WORK REQUIRED
For the string "site", state the number of lines in the data that contain it, and nothing else.

□ □ □

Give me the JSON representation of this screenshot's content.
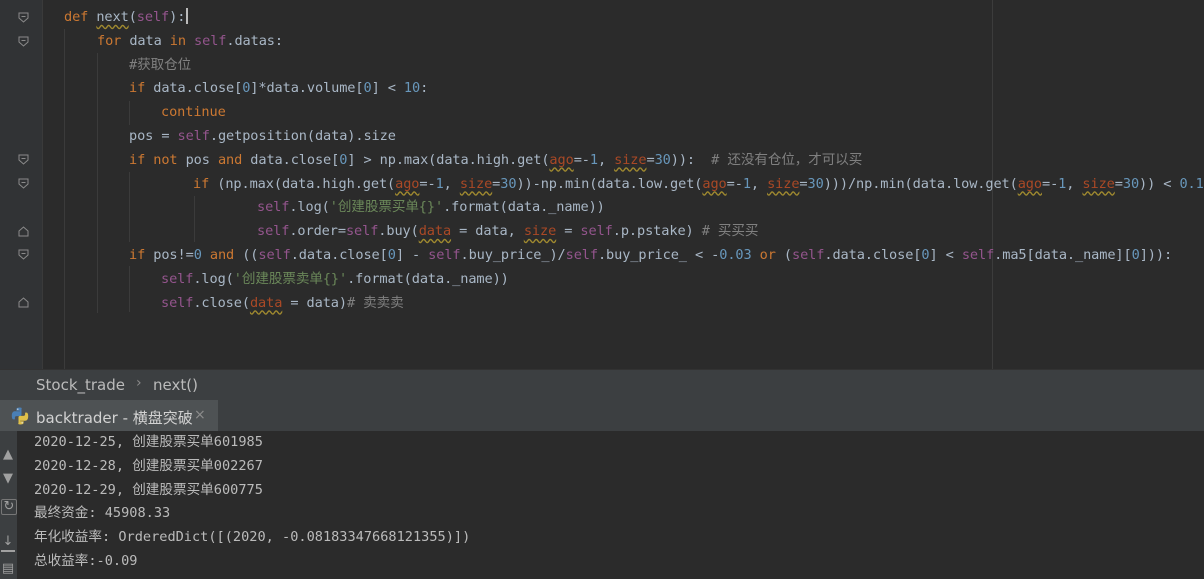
{
  "editor": {
    "lines": [
      {
        "parts": [
          [
            "kw",
            "def "
          ],
          [
            "fn",
            "next"
          ],
          [
            "t",
            "("
          ],
          [
            "self",
            "self"
          ],
          [
            "t",
            ")"
          ],
          [
            "t",
            ":"
          ]
        ],
        "cursor": true
      },
      {
        "parts": [
          [
            "kw",
            "for "
          ],
          [
            "t",
            "data "
          ],
          [
            "kw",
            "in "
          ],
          [
            "self",
            "self"
          ],
          [
            "t",
            ".datas:"
          ]
        ]
      },
      {
        "parts": [
          [
            "cm",
            "#获取仓位"
          ]
        ]
      },
      {
        "parts": [
          [
            "kw",
            "if "
          ],
          [
            "t",
            "data.close["
          ],
          [
            "num",
            "0"
          ],
          [
            "t",
            "]*data.volume["
          ],
          [
            "num",
            "0"
          ],
          [
            "t",
            "] < "
          ],
          [
            "num",
            "10"
          ],
          [
            "t",
            ":"
          ]
        ]
      },
      {
        "parts": [
          [
            "kw",
            "continue"
          ]
        ]
      },
      {
        "parts": [
          [
            "t",
            "pos = "
          ],
          [
            "self",
            "self"
          ],
          [
            "t",
            ".getposition(data).size"
          ]
        ]
      },
      {
        "parts": [
          [
            "kw",
            "if not "
          ],
          [
            "t",
            "pos "
          ],
          [
            "kw",
            "and "
          ],
          [
            "t",
            "data.close["
          ],
          [
            "num",
            "0"
          ],
          [
            "t",
            "] > np.max(data.high.get("
          ],
          [
            "param",
            "ago"
          ],
          [
            "t",
            "=-"
          ],
          [
            "num",
            "1"
          ],
          [
            "t",
            ", "
          ],
          [
            "param",
            "size"
          ],
          [
            "t",
            "="
          ],
          [
            "num",
            "30"
          ],
          [
            "t",
            "))"
          ],
          [
            "t",
            ":  "
          ],
          [
            "cm",
            "# 还没有仓位，才可以买"
          ]
        ]
      },
      {
        "parts": [
          [
            "kw",
            "if "
          ],
          [
            "t",
            "(np.max(data.high.get("
          ],
          [
            "param",
            "ago"
          ],
          [
            "t",
            "=-"
          ],
          [
            "num",
            "1"
          ],
          [
            "t",
            ", "
          ],
          [
            "param",
            "size"
          ],
          [
            "t",
            "="
          ],
          [
            "num",
            "30"
          ],
          [
            "t",
            "))-np.min(data.low.get("
          ],
          [
            "param",
            "ago"
          ],
          [
            "t",
            "=-"
          ],
          [
            "num",
            "1"
          ],
          [
            "t",
            ", "
          ],
          [
            "param",
            "size"
          ],
          [
            "t",
            "="
          ],
          [
            "num",
            "30"
          ],
          [
            "t",
            ")))/np.min(data.low.get("
          ],
          [
            "param",
            "ago"
          ],
          [
            "t",
            "=-"
          ],
          [
            "num",
            "1"
          ],
          [
            "t",
            ", "
          ],
          [
            "param",
            "size"
          ],
          [
            "t",
            "="
          ],
          [
            "num",
            "30"
          ],
          [
            "t",
            ")) < "
          ],
          [
            "num",
            "0.1"
          ],
          [
            "t",
            ":"
          ]
        ]
      },
      {
        "parts": [
          [
            "self",
            "self"
          ],
          [
            "t",
            ".log("
          ],
          [
            "str",
            "'创建股票买单{}'"
          ],
          [
            "t",
            ".format(data._name))"
          ]
        ]
      },
      {
        "parts": [
          [
            "self",
            "self"
          ],
          [
            "t",
            ".order="
          ],
          [
            "self",
            "self"
          ],
          [
            "t",
            ".buy("
          ],
          [
            "param",
            "data"
          ],
          [
            "t",
            " = data, "
          ],
          [
            "param",
            "size"
          ],
          [
            "t",
            " = "
          ],
          [
            "self",
            "self"
          ],
          [
            "t",
            ".p.pstake)"
          ],
          [
            "cm",
            " # 买买买"
          ]
        ]
      },
      {
        "parts": [
          [
            "kw",
            "if "
          ],
          [
            "t",
            "pos!="
          ],
          [
            "num",
            "0 "
          ],
          [
            "kw",
            "and "
          ],
          [
            "t",
            "(("
          ],
          [
            "self",
            "self"
          ],
          [
            "t",
            ".data.close["
          ],
          [
            "num",
            "0"
          ],
          [
            "t",
            "] - "
          ],
          [
            "self",
            "self"
          ],
          [
            "t",
            ".buy_price_)/"
          ],
          [
            "self",
            "self"
          ],
          [
            "t",
            ".buy_price_ < -"
          ],
          [
            "num",
            "0.03 "
          ],
          [
            "kw",
            "or "
          ],
          [
            "t",
            "("
          ],
          [
            "self",
            "self"
          ],
          [
            "t",
            ".data.close["
          ],
          [
            "num",
            "0"
          ],
          [
            "t",
            "] < "
          ],
          [
            "self",
            "self"
          ],
          [
            "t",
            ".ma5[data._name]["
          ],
          [
            "num",
            "0"
          ],
          [
            "t",
            "])):"
          ]
        ]
      },
      {
        "parts": [
          [
            "self",
            "self"
          ],
          [
            "t",
            ".log("
          ],
          [
            "str",
            "'创建股票卖单{}'"
          ],
          [
            "t",
            ".format(data._name))"
          ]
        ]
      },
      {
        "parts": [
          [
            "self",
            "self"
          ],
          [
            "t",
            ".close("
          ],
          [
            "param",
            "data"
          ],
          [
            "t",
            " = data)"
          ],
          [
            "cm",
            "# 卖卖卖"
          ]
        ]
      }
    ]
  },
  "breadcrumb": {
    "file": "Stock_trade",
    "func": "next()",
    "sep": "›"
  },
  "run": {
    "title": "backtrader - 横盘突破",
    "close": "×"
  },
  "console": {
    "lines": [
      "2020-12-25, 创建股票买单601985",
      "2020-12-28, 创建股票买单002267",
      "2020-12-29, 创建股票买单600775",
      "最终资金: 45908.33",
      "年化收益率: OrderedDict([(2020, -0.08183347668121355)])",
      "总收益率:-0.09"
    ]
  },
  "icons": {
    "python": "python-icon",
    "scroll_up": "scroll-up-icon",
    "scroll_end": "scroll-to-end-icon"
  }
}
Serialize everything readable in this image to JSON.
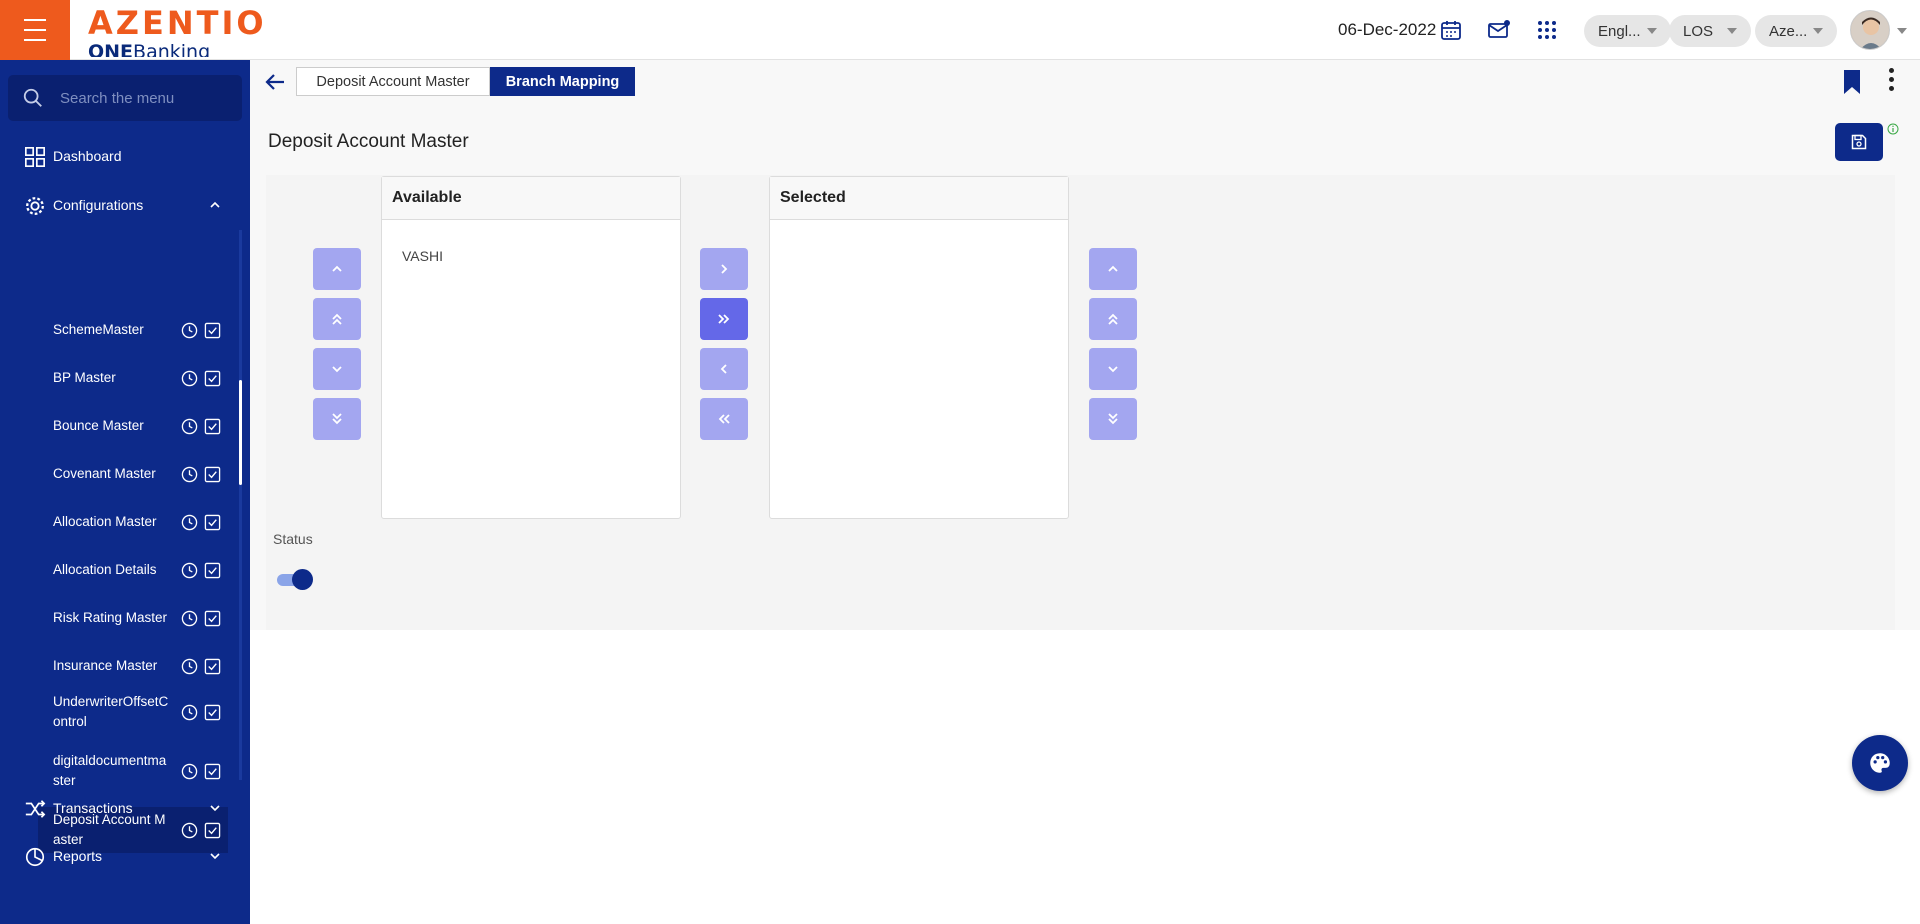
{
  "header": {
    "logo_main": "AZENTIO",
    "logo_sub_bold": "ONE",
    "logo_sub_rest": "Banking",
    "date": "06-Dec-2022",
    "pills": [
      {
        "label": "Engl..."
      },
      {
        "label": "LOS"
      },
      {
        "label": "Aze..."
      }
    ],
    "icons": [
      "calendar-icon",
      "mail-icon",
      "apps-grid-icon"
    ]
  },
  "sidebar": {
    "search_placeholder": "Search the menu",
    "top_items": [
      {
        "label": "Dashboard",
        "icon": "dashboard-icon"
      },
      {
        "label": "Configurations",
        "icon": "gear-icon",
        "expanded": true
      }
    ],
    "sub_items": [
      {
        "label": "SchemeMaster"
      },
      {
        "label": "BP Master"
      },
      {
        "label": "Bounce Master"
      },
      {
        "label": "Covenant Master"
      },
      {
        "label": "Allocation Master"
      },
      {
        "label": "Allocation Details"
      },
      {
        "label": "Risk Rating Master"
      },
      {
        "label": "Insurance Master"
      },
      {
        "label": "UnderwriterOffsetControl"
      },
      {
        "label": "digitaldocumentmaster"
      },
      {
        "label": "Deposit Account Master",
        "active": true
      }
    ],
    "bottom_items": [
      {
        "label": "Transactions",
        "icon": "shuffle-icon"
      },
      {
        "label": "Reports",
        "icon": "pie-chart-icon"
      }
    ]
  },
  "tabs": [
    {
      "label": "Deposit Account Master",
      "active": false
    },
    {
      "label": "Branch Mapping",
      "active": true
    }
  ],
  "page": {
    "title": "Deposit Account Master",
    "available": {
      "header": "Available",
      "items": [
        "VASHI"
      ]
    },
    "selected": {
      "header": "Selected",
      "items": []
    },
    "status_label": "Status",
    "status_on": true
  },
  "colors": {
    "brand_orange": "#ee5a1d",
    "navy": "#0d2a8a",
    "button_light": "#a3a6f0",
    "button_active": "#6468e8"
  }
}
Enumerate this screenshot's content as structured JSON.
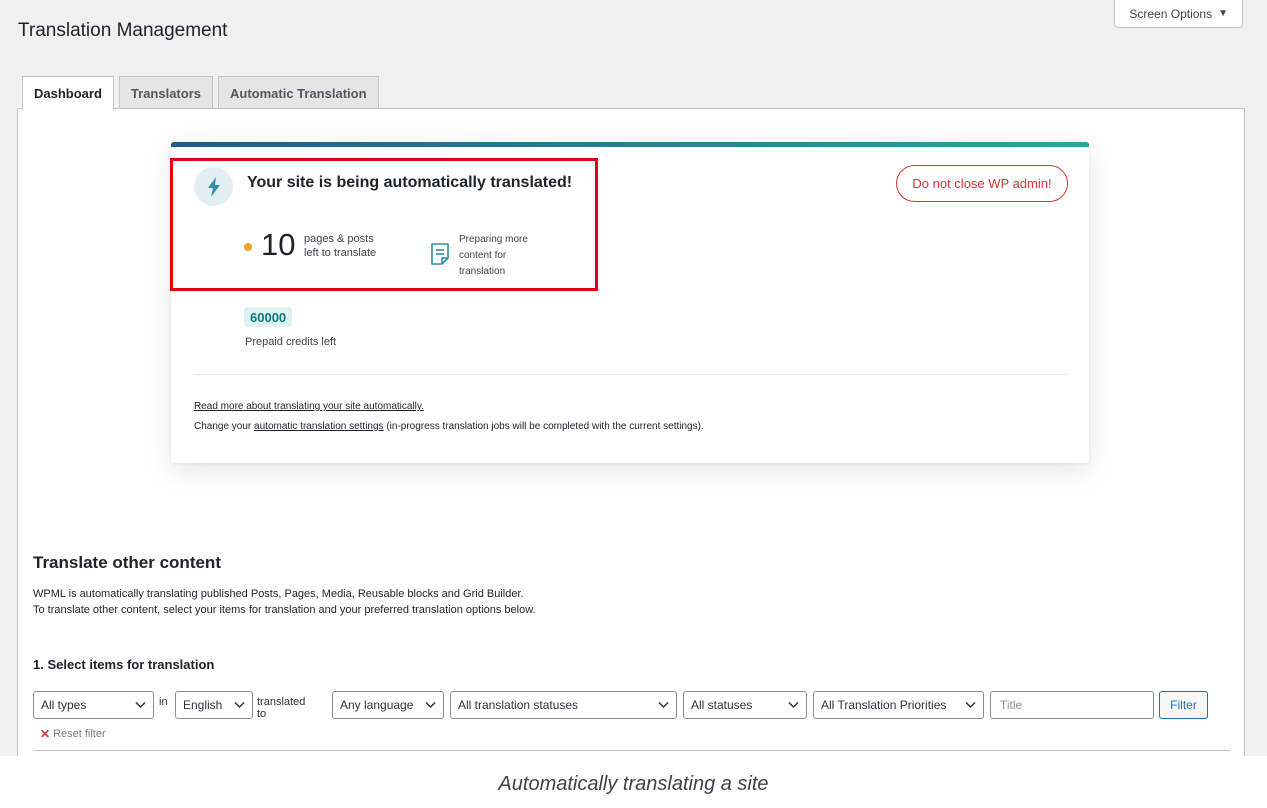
{
  "header": {
    "screen_options_label": "Screen Options",
    "page_title": "Translation Management"
  },
  "tabs": [
    {
      "label": "Dashboard",
      "active": true
    },
    {
      "label": "Translators",
      "active": false
    },
    {
      "label": "Automatic Translation",
      "active": false
    }
  ],
  "status_card": {
    "headline": "Your site is being automatically translated!",
    "warning_button": "Do not close WP admin!",
    "pending_count": "10",
    "pending_label_line1": "pages & posts",
    "pending_label_line2": "left to translate",
    "preparing_line1": "Preparing more",
    "preparing_line2": "content for",
    "preparing_line3": "translation",
    "credits_value": "60000",
    "credits_label": "Prepaid credits left",
    "read_more_link": "Read more about translating your site automatically.",
    "change_prefix": "Change your ",
    "change_link": "automatic translation settings",
    "change_suffix": " (in-progress translation jobs will be completed with the current settings).",
    "accent_color": "#1f8ea0",
    "warning_color": "#d63638"
  },
  "other_content": {
    "title": "Translate other content",
    "desc_line1": "WPML is automatically translating published Posts, Pages, Media, Reusable blocks and Grid Builder.",
    "desc_line2": "To translate other content, select your items for translation and your preferred translation options below."
  },
  "select_items": {
    "step_title": "1. Select items for translation",
    "type_select": "All types",
    "in_text": "in",
    "language_select": "English",
    "translated_to_text": "translated to",
    "target_select": "Any language",
    "translation_status_select": "All translation statuses",
    "status_select": "All statuses",
    "priority_select": "All Translation Priorities",
    "title_placeholder": "Title",
    "filter_button": "Filter",
    "reset_filter": "Reset filter"
  },
  "caption": "Automatically translating a site"
}
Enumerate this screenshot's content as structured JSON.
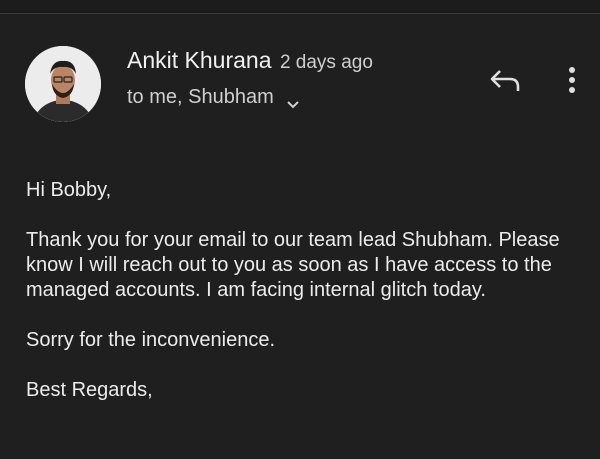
{
  "message": {
    "sender_name": "Ankit Khurana",
    "sent_time": "2 days ago",
    "recipients": "to me, Shubham",
    "icons": {
      "reply": "reply-icon",
      "more": "more-vert-icon",
      "expand": "chevron-down-icon"
    },
    "greeting": "Hi Bobby,",
    "paragraph_1": "Thank you for your email to our team lead Shubham. Please know I will reach out to you as soon as I have access to the managed accounts. I am facing internal glitch today.",
    "paragraph_2": "Sorry for the inconvenience.",
    "closing": "Best Regards,"
  },
  "colors": {
    "background": "#1f1f1f",
    "text": "#ececec",
    "secondary_text": "#cfcfcf"
  }
}
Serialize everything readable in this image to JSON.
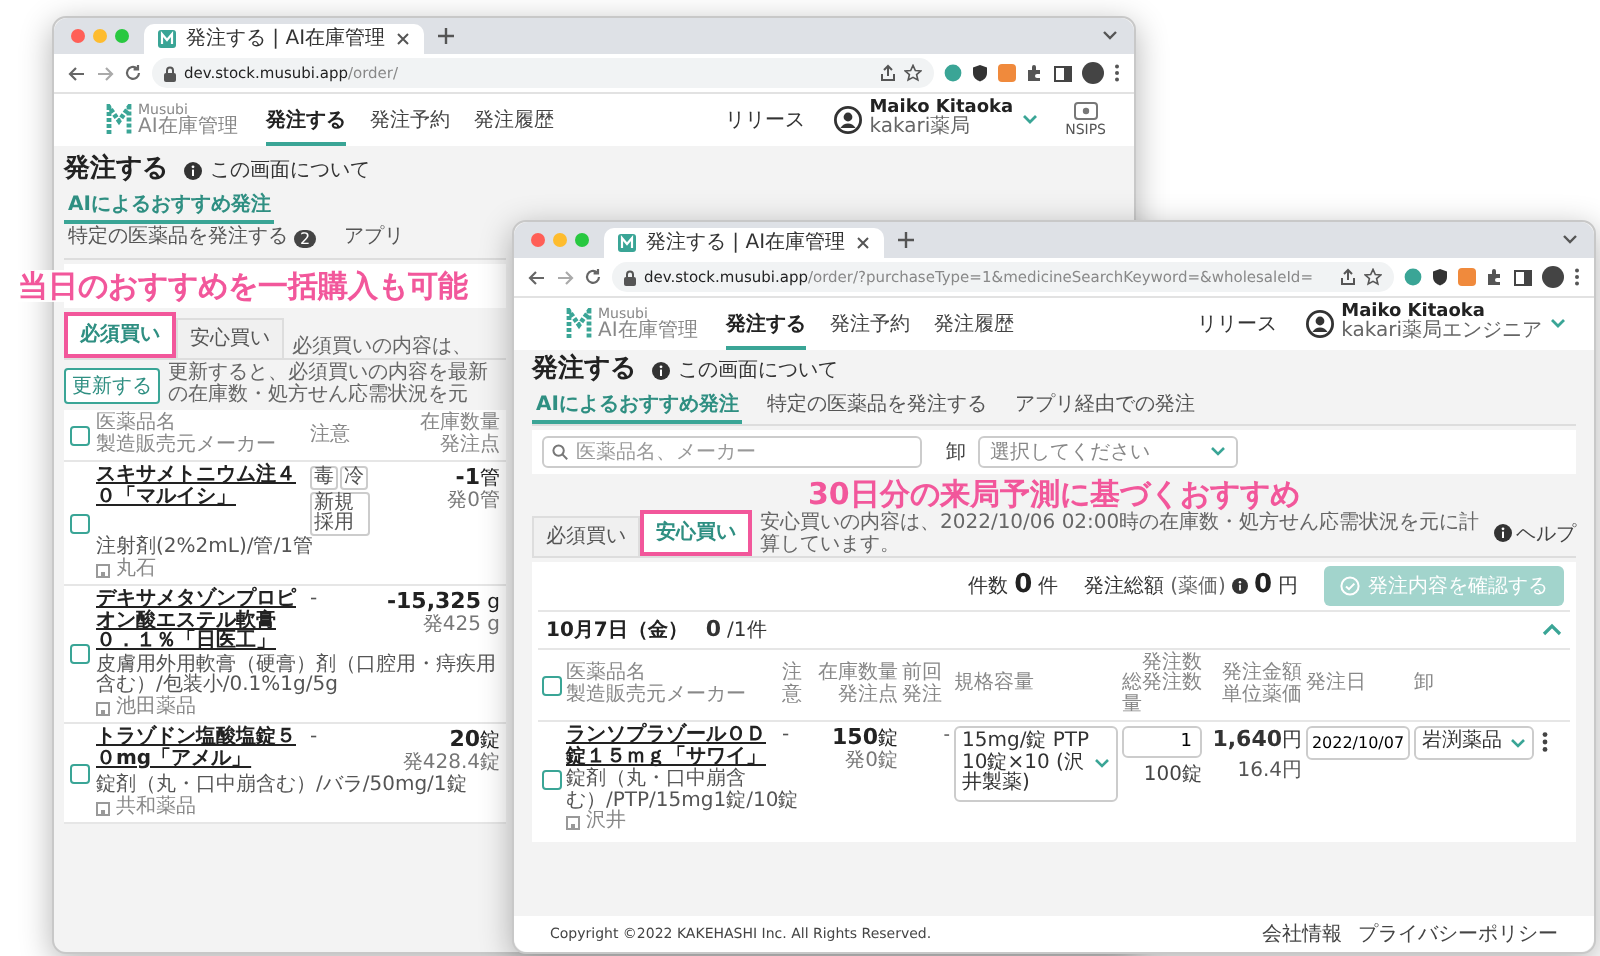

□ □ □

RESPONSE FOR THIS EXERCISE
3